#### Your instructions
Show, from the entries below, every line in which "JSON" appears.
-- Input data follows --
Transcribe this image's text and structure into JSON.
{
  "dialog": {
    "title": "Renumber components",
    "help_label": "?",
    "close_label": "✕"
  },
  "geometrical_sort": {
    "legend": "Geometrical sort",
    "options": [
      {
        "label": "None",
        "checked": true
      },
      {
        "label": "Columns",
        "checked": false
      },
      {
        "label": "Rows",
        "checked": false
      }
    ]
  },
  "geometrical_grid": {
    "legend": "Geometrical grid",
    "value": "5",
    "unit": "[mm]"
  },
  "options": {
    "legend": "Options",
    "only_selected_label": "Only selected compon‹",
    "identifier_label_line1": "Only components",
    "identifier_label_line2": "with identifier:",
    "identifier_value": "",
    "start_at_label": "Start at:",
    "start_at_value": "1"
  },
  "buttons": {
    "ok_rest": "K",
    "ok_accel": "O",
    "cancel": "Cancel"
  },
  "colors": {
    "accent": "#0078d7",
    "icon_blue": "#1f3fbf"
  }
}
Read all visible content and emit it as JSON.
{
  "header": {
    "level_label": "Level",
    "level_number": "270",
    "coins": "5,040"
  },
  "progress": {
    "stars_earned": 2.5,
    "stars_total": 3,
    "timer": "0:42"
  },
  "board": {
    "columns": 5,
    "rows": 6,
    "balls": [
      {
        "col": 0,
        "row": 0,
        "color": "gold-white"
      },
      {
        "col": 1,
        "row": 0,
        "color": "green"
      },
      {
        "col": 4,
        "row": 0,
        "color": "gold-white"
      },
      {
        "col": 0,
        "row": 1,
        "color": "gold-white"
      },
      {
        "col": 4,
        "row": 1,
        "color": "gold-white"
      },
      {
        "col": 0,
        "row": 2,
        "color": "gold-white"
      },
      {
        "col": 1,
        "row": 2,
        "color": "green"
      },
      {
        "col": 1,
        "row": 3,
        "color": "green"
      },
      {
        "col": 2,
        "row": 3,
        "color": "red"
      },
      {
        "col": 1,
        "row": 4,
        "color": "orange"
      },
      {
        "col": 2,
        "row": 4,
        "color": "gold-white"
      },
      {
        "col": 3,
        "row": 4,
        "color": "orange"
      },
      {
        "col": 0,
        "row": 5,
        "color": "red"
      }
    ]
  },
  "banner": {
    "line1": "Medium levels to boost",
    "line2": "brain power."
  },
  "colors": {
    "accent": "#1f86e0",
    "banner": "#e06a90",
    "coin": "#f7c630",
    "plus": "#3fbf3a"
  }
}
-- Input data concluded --
#### Written reply
Transcribe this image's text and structure into JSON.
Read all visible content and emit it as JSON.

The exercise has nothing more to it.